- Presentation is often non-specific and most commonly includes fever.
- Historical sources of bacteraemia should be considered, such as indwelling vascular catheters, recent dental work, and intravenous drug use.
- Symptoms are often subtle and examination is often unrevealing, but may demonstrate cardiac murmur, peripheral emboli, Osler nodes, Roth spots, or Janeway lesions.
- Three sets of blood cultures should be obtained prior to initiation of antibiotic therapy.
- An echocardiogram should be obtained in all suspected cases.
- Treatment is guided by presentation, clinical findings, and organism virulence.
Other related conditions
- Assessment of fever of unknown origin
- Acute exacerbation of congestive heart failure
- Ischaemic stroke
- Atrial myxoma
- Hypertrophic cardiomyopathy
- Intra-abdominal abscess
- Mitral valve prolapse
- Overview of congenital heart disease
- Overview of substance abuse and overdose

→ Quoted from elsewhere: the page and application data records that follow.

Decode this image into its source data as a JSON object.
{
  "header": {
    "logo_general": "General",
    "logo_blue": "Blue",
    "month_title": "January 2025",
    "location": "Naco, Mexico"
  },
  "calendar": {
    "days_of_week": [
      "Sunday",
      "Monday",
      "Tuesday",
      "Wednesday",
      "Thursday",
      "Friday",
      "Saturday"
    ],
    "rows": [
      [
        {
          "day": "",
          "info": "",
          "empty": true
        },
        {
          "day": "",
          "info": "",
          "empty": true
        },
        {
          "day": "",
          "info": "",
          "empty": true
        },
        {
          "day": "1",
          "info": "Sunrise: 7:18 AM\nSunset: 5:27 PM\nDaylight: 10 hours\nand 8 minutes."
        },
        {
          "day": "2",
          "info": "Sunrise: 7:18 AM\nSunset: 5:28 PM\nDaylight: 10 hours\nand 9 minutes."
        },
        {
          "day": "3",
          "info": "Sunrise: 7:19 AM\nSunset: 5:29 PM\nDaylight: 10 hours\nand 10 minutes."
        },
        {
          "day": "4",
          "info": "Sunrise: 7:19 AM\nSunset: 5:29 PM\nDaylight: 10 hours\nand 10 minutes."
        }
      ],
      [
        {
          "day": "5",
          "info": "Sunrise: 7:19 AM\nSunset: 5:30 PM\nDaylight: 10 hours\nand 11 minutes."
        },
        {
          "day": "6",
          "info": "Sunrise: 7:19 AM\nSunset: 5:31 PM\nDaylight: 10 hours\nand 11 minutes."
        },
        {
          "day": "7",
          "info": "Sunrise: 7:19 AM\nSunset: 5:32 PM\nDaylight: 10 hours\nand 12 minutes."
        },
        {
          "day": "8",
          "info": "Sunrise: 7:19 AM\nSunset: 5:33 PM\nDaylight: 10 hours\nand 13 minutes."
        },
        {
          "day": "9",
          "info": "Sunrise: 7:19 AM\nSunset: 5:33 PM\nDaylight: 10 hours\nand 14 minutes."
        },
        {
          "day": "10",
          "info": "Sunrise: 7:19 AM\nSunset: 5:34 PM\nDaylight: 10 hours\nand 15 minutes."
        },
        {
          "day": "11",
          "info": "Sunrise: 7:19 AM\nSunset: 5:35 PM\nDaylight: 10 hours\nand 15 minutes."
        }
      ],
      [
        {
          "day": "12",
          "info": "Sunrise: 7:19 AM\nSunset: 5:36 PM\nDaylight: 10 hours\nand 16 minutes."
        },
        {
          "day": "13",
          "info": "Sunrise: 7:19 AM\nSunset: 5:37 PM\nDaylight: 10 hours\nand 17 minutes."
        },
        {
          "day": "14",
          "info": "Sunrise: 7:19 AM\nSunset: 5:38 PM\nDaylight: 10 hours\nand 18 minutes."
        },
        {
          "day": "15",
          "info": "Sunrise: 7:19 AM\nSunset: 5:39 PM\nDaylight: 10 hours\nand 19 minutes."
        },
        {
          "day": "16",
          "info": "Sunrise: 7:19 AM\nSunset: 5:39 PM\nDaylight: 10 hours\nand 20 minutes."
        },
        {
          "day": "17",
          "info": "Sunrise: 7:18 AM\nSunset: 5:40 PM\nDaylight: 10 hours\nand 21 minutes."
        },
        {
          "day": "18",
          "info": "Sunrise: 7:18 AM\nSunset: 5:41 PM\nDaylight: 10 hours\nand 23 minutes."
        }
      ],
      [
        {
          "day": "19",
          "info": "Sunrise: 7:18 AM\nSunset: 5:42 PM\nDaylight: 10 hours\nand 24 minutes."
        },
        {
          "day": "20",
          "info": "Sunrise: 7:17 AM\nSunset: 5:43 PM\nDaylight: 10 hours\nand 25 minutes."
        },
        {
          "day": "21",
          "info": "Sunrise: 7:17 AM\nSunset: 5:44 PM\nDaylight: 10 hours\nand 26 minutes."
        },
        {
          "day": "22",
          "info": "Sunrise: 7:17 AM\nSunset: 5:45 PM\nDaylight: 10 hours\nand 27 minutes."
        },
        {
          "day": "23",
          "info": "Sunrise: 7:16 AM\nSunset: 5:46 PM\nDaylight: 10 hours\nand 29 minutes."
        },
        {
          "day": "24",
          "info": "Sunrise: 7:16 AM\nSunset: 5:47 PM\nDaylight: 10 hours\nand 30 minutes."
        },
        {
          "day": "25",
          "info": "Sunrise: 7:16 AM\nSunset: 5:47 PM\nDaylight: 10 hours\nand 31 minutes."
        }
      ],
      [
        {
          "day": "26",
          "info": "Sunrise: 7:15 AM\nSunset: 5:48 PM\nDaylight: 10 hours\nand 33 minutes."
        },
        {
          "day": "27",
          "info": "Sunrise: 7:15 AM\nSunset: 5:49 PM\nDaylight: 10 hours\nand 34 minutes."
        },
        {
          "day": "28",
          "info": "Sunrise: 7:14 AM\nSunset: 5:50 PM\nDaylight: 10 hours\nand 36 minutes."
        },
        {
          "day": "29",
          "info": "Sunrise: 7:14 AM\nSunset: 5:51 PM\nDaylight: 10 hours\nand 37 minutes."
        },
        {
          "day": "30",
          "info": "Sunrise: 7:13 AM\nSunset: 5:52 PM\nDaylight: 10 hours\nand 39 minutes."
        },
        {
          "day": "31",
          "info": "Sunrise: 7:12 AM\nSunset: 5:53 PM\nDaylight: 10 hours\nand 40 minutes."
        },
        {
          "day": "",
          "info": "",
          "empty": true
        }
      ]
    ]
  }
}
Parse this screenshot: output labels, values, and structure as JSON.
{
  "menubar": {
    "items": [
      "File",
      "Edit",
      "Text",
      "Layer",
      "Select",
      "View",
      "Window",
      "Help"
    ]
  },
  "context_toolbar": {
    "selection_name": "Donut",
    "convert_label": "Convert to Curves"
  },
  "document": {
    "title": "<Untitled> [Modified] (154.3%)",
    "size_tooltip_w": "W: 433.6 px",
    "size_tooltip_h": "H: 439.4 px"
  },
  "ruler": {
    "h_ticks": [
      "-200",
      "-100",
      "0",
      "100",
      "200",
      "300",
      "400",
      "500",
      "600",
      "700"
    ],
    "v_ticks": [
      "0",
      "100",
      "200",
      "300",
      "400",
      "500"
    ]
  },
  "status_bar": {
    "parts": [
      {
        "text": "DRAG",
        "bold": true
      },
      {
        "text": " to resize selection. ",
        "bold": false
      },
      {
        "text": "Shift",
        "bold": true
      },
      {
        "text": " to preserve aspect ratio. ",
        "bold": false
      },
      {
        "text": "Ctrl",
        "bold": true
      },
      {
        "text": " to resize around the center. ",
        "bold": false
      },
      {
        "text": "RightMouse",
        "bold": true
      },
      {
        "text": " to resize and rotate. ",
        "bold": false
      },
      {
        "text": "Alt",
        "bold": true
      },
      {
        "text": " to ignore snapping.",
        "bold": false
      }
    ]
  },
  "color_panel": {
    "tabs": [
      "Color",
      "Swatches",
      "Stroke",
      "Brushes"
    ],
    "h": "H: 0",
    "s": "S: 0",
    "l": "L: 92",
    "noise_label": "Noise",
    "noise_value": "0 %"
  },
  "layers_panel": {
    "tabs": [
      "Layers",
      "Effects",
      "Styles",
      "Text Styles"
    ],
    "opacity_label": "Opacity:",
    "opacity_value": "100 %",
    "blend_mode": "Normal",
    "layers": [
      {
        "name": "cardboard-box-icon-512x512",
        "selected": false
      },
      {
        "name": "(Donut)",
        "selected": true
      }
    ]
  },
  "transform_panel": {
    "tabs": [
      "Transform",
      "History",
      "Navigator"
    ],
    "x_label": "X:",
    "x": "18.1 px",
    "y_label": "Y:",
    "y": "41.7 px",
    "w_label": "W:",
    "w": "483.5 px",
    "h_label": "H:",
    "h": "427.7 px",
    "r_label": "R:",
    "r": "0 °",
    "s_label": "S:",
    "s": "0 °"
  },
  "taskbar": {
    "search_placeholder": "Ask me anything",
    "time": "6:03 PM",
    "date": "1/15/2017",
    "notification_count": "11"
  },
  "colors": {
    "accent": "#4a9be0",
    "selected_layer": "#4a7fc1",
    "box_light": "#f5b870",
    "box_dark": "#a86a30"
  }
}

- Rheumatic fever
- Aortic stenosis
Last updated: Jan 17, 2013